The island population has been on a steady decline since the early 1960s when the heavily religious community was granted passports by the then extant Yugoslav government. Almost a quarter of the inhabitants left quickly with many crossing to nearby Italy where they were accepted as political refugees. Just under 100 people continue to live year round on the island of Ilovik, while three times that amount live in the United States. For remaining inhabitants their main occupations continue to be fishing, sheep herding, agriculture and more recently tourism. Common family names are Baričević, Belanić, Budinić, Mezić, Radelić, Raguzin, and Simičić. Because of the Italian occupation and emigration to the United States, many of these names of certain families have been italianized and anglicized to Bellani, Belanich; Budinis, Budinich; Mezzich, Mezich; Simicich.People from Ilovik who live in the United States live in the New York City – Long Island/Astoria area. Many others live in New Jersey and Washington State. Each summer the island population will often double or triple in size when these expatriates return home with their families for vacation. People in the New York area have organized a club called the Ilovik Social Club.

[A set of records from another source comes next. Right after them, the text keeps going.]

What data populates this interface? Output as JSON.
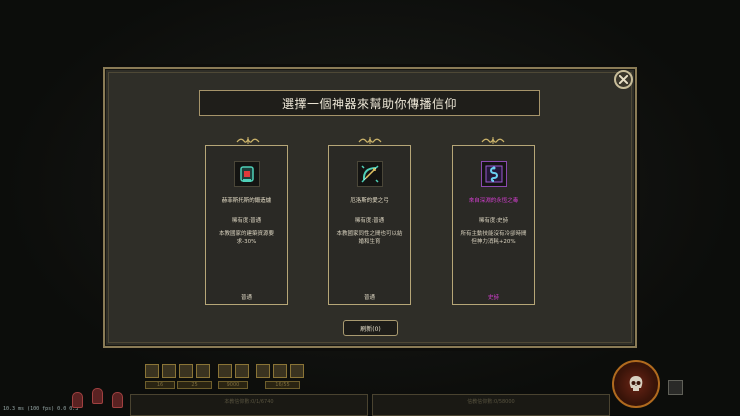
{
  "debug": {
    "text": "10.3 ms (100 fps) 0.0 0.3"
  },
  "dialog": {
    "title": "選擇一個神器來幫助你傳播信仰",
    "refresh_label": "刷新(0)"
  },
  "cards": [
    {
      "name": "赫菲斯托斯的鍛造爐",
      "rarity": "稀有度:普通",
      "desc": "本教國家的建築資源要求-30%",
      "tier": "普通",
      "icon": "forge-icon",
      "color": "#40c0a8"
    },
    {
      "name": "厄洛斯的愛之弓",
      "rarity": "稀有度:普通",
      "desc": "本教國家同性之間也可以結婚和生育",
      "tier": "普通",
      "icon": "bow-icon",
      "color": "#40c0a8"
    },
    {
      "name": "來自深淵的永恆之毒",
      "rarity": "稀有度:史詩",
      "desc": "所有主動技能沒有冷卻時間但神力消耗+20%",
      "tier": "史詩",
      "icon": "poison-icon",
      "color": "#6ad0f0"
    }
  ],
  "hud": {
    "left_bar_text": "本教信仰數:0/1/6740",
    "right_bar_text": "信教信仰數:0/58000",
    "mini_labels": [
      "16",
      "25",
      "9000",
      "16/55"
    ]
  },
  "colors": {
    "epic": "#d43fd0",
    "border": "#b6a677"
  }
}
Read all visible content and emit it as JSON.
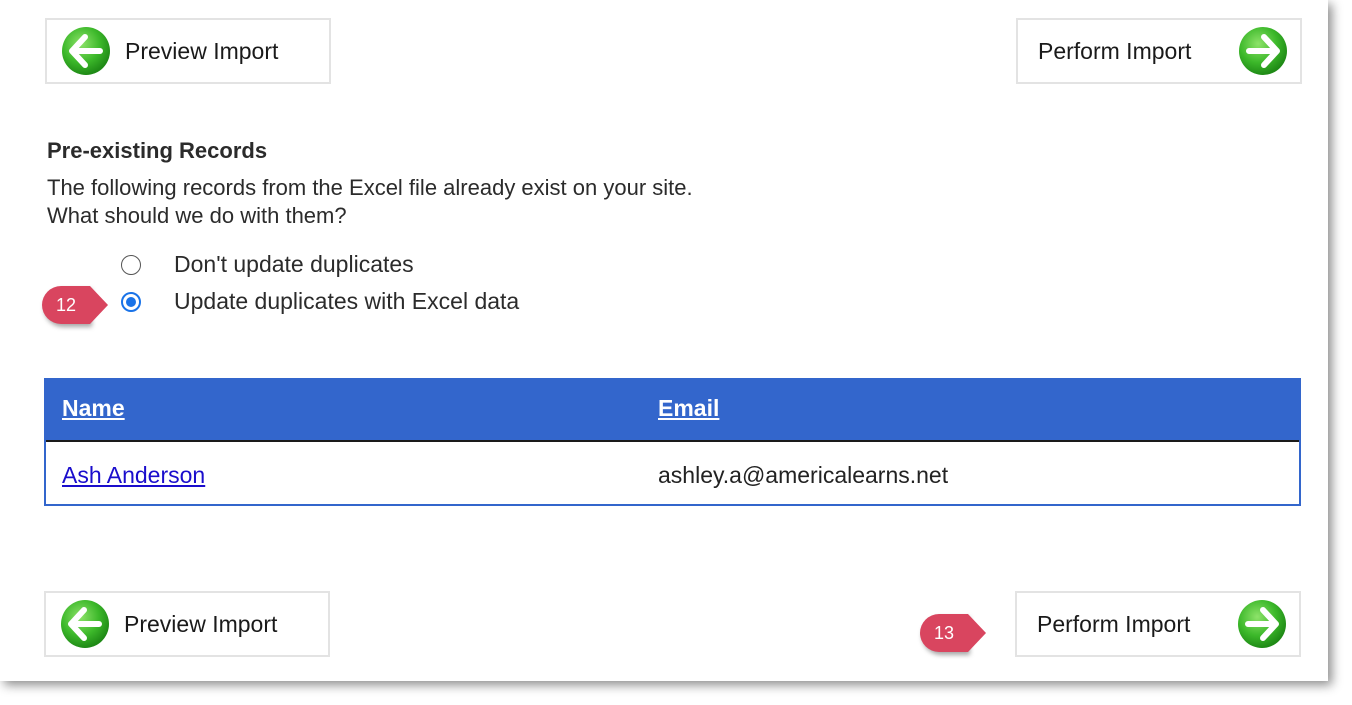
{
  "buttons": {
    "preview_label": "Preview Import",
    "perform_label": "Perform Import"
  },
  "section": {
    "title": "Pre-existing Records",
    "description_line1": "The following records from the Excel file already exist on your site.",
    "description_line2": "What should we do with them?"
  },
  "options": [
    {
      "label": "Don't update duplicates",
      "selected": false
    },
    {
      "label": "Update duplicates with Excel data",
      "selected": true
    }
  ],
  "badges": {
    "step_12": "12",
    "step_13": "13"
  },
  "table": {
    "headers": [
      "Name",
      "Email"
    ],
    "rows": [
      {
        "name": "Ash Anderson",
        "email": "ashley.a@americalearns.net"
      }
    ]
  },
  "colors": {
    "table_header": "#3366cc",
    "badge": "#d9455f",
    "radio_selected": "#1a73e8",
    "arrow_icon": "#3cb82a"
  },
  "icons": {
    "prev": "arrow-left-circle-icon",
    "next": "arrow-right-circle-icon"
  }
}
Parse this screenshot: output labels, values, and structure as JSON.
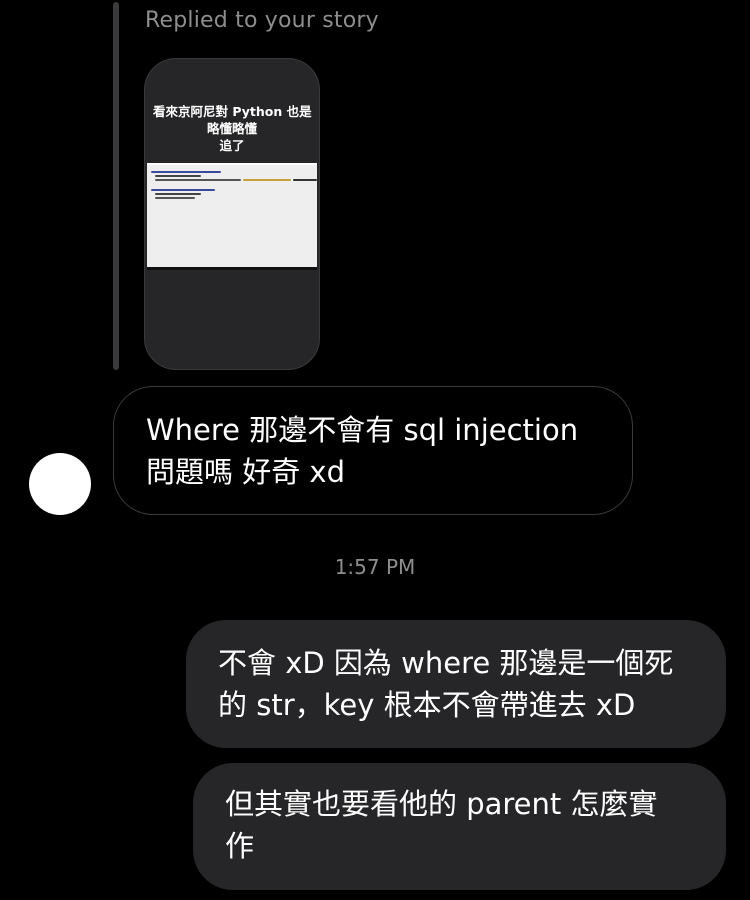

The official language of the island of Ilovik is Croatian. During Italian rule, the main language was Italian.The dialect of Ilovik is a unique one. It is based on the Istrian dialect of Istria and is much comparable to it as well. It can be summed up as a combination of Italian and Croatian, considering many of the words are Italian. This dialect will only be understood around the Lošinj archipelago and Istria, and not on mainland Croatia.
Over the years, Ilovik has become an increasingly popular tourist destination in the Northern Adriatic. There are daily excursion boats that come from Mali Lošinj during the summer. The main attractions are the church of Sts. Peter and Paul; the various beaches, particularly Harbac; the town well; and the small village.The port of Ilovik has been taken advantage of by sailors from the past to present because of the natural harbor, defending sailors from all winds, particularly Jugo, or the southern wind. During the summer, the harbor is packed with yachts and sailboats from the town cemetery to the Venetian castle.Source: Wikipedia